    So, I just got done reading this article and I have a few things to add. I have not seen the movies “Oldboy” or “Unforgiven” but I have seen both “Let the Right One In” (2008) and “Let Me In”…the American version. While the author does make some decent points, especially in # 5, I think he is “shooting at ghosts” so to speak and misses the concept behind why people usually tend to think the original film is superior. Some films are just so great, so well crafted, such a WORK OF ART, that to do a remake, (whether it be any culture, not just America) is not doing anyone any justice, most importantly the film itself. Expand your mind, look deeper for obscure films and music, that’s half the fun sometimes. The author is making an assumption that no one would get to experience these films if they weren’t spoon fed to American audiences in watered-down, puerile remake. I think this idea is patently absurd. A film is not great because it is well known or popular, as with a lot of other concepts in life. No, it is great because IT IS A GREAT FILM. Period. If you happen to be exposed to the American version first, well then that is good.
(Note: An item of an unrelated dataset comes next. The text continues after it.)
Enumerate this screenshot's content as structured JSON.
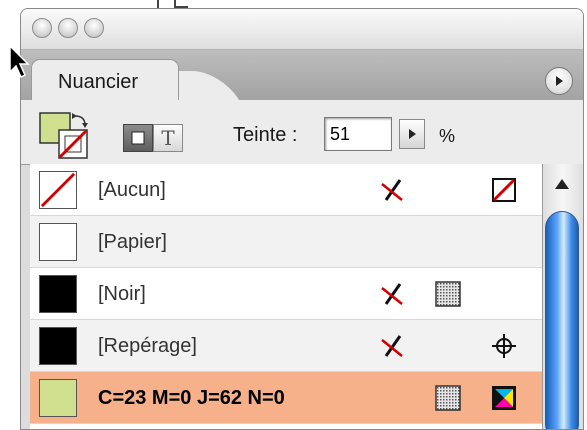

However, do yourself an egregious service and see the orginal, more often than not you’ll be glad you did.

  • Tessa

    There are some arguments that I can’t agree with. Firstly, subtitles, Quite a great part of the world population has English as their second or third language and needs subtitles for all of those English Hollywood blockbusters. Before my English became fluent enough to watch movies without subtitles, I saw a whole lot of them with subtitles. And let me tell you from experience, after a while you get very experienced in watching both the subtitle and the actual movie.
    Secondly, about directing attention to the original movie. Let’s take Girl With A Dragon Tattoo as an example. How many people can you name who saw the american version and as a result decided, let’s see the original version? You won’t go and see another version, because in your eyes you just saw a good version. I saw the three original movies and purposely decided not to see the american version. I didn’t want my image of the movies ruined by yet another take on it, how great that new take might be.
    And a last point about differences between the original and the remake. The author says that an american remake might help adapt the movies to an american view. What he doesn’t realise is that maybe in the process you lose the little things and points that makes the original version so good. Some plots might not make sense in american culture while they did make sense in the original movie. That’s the thrill of foreign movies, they give you insight in an culture not your own.